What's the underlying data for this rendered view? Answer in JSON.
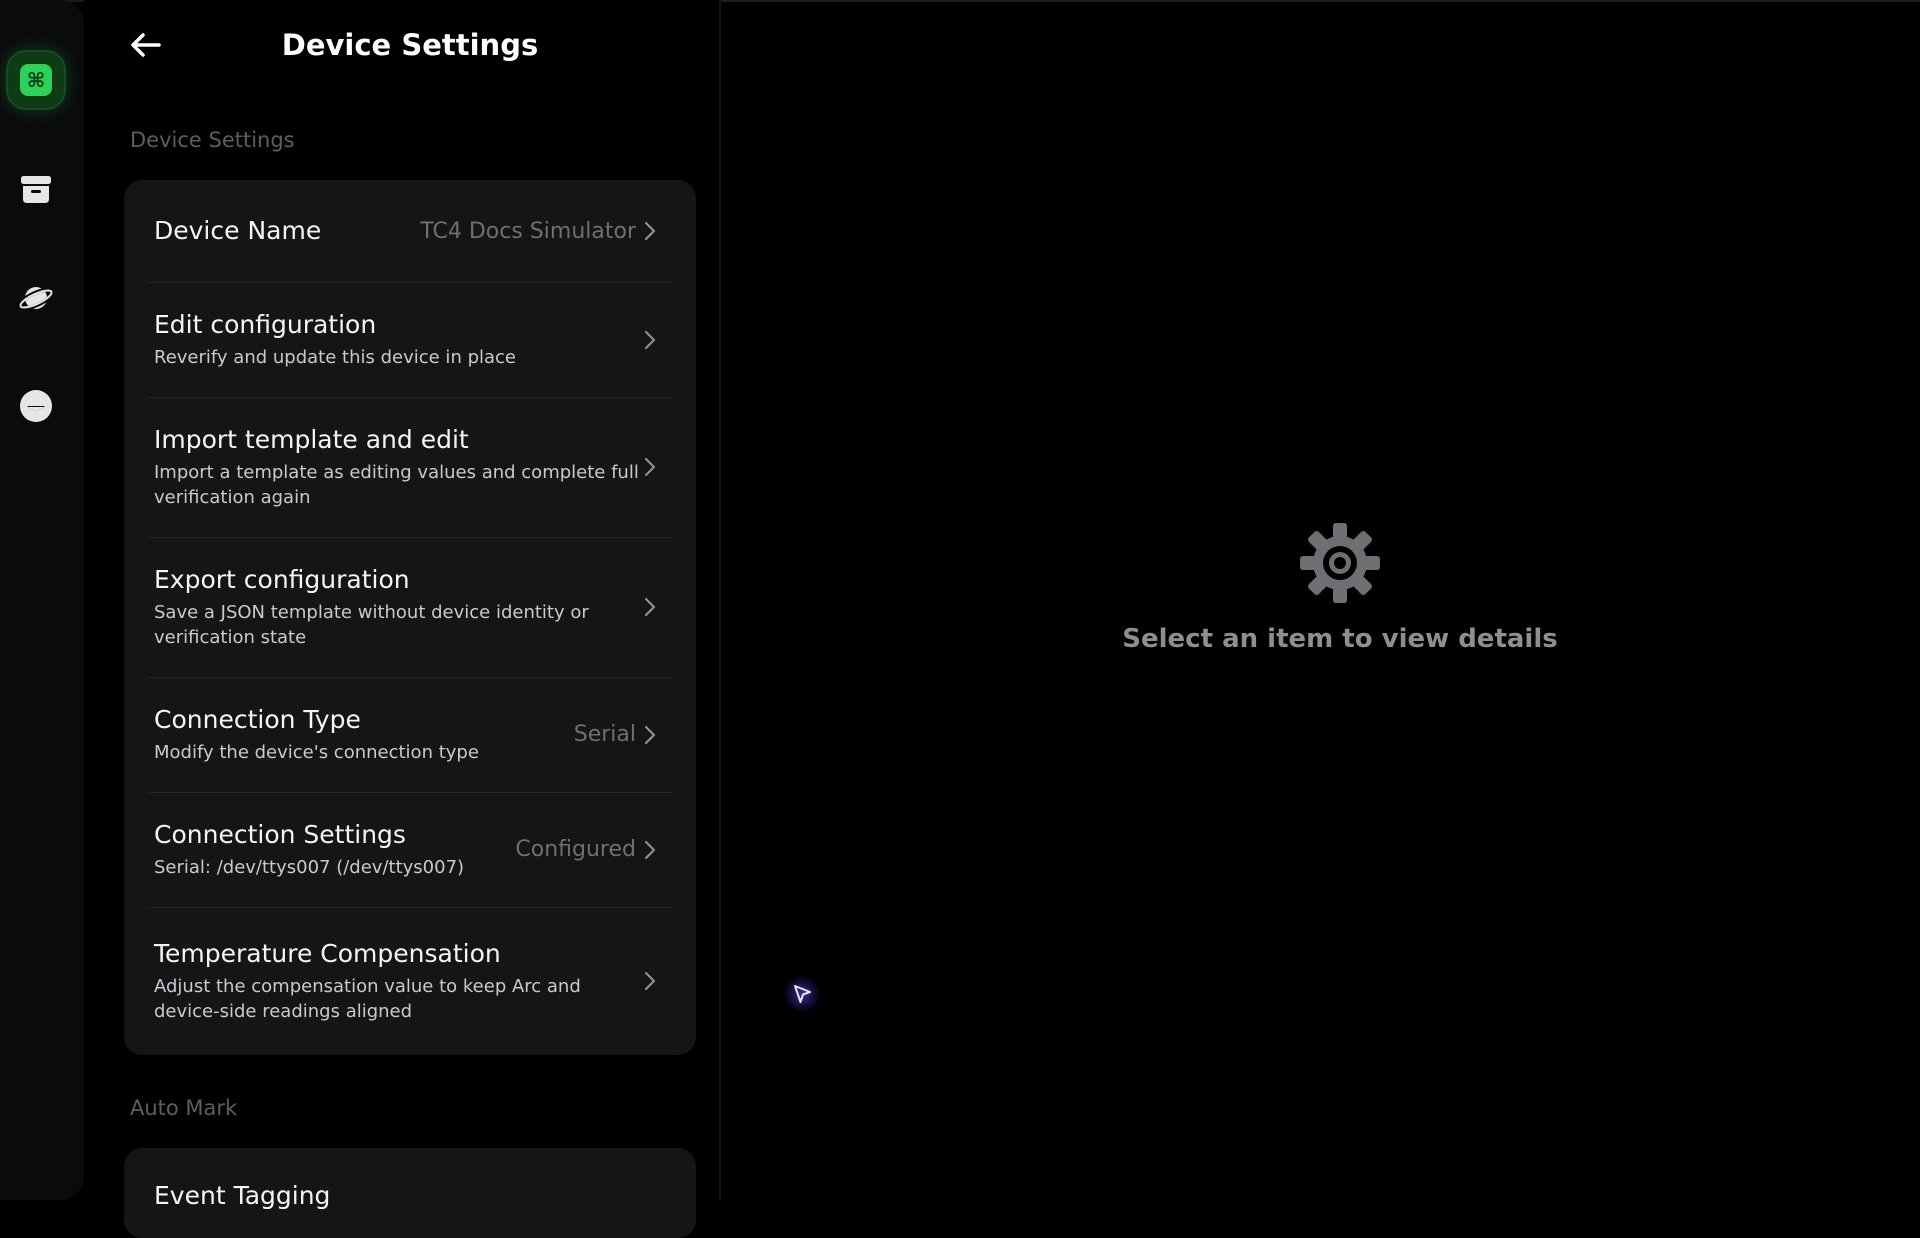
{
  "rail": {
    "items": [
      {
        "icon": "command-app-icon",
        "active": true
      },
      {
        "icon": "archive-icon",
        "active": false
      },
      {
        "icon": "planet-icon",
        "active": false
      },
      {
        "icon": "smiley-icon",
        "active": false
      }
    ]
  },
  "header": {
    "title": "Device Settings"
  },
  "sections": {
    "device_settings_label": "Device Settings",
    "auto_mark_label": "Auto Mark"
  },
  "rows": [
    {
      "title": "Device Name",
      "subtitle": "",
      "value": "TC4 Docs Simulator"
    },
    {
      "title": "Edit configuration",
      "subtitle": "Reverify and update this device in place",
      "value": ""
    },
    {
      "title": "Import template and edit",
      "subtitle": "Import a template as editing values and complete full verification again",
      "value": ""
    },
    {
      "title": "Export configuration",
      "subtitle": "Save a JSON template without device identity or verification state",
      "value": ""
    },
    {
      "title": "Connection Type",
      "subtitle": "Modify the device's connection type",
      "value": "Serial"
    },
    {
      "title": "Connection Settings",
      "subtitle": "Serial: /dev/ttys007 (/dev/ttys007)",
      "value": "Configured"
    },
    {
      "title": "Temperature Compensation",
      "subtitle": "Adjust the compensation value to keep Arc and device-side readings aligned",
      "value": ""
    }
  ],
  "auto_mark_rows": [
    {
      "title": "Event Tagging"
    }
  ],
  "detail": {
    "empty_text": "Select an item to view details"
  },
  "colors": {
    "accent": "#2ed158",
    "card_bg": "#151517",
    "muted_text": "#6e6e73"
  }
}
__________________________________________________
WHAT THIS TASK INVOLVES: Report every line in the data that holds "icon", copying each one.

SOLUTION FOR THIS EXERCISE:
        "icon": "command-app-icon",
        "icon": "archive-icon",
        "icon": "planet-icon",
        "icon": "smiley-icon",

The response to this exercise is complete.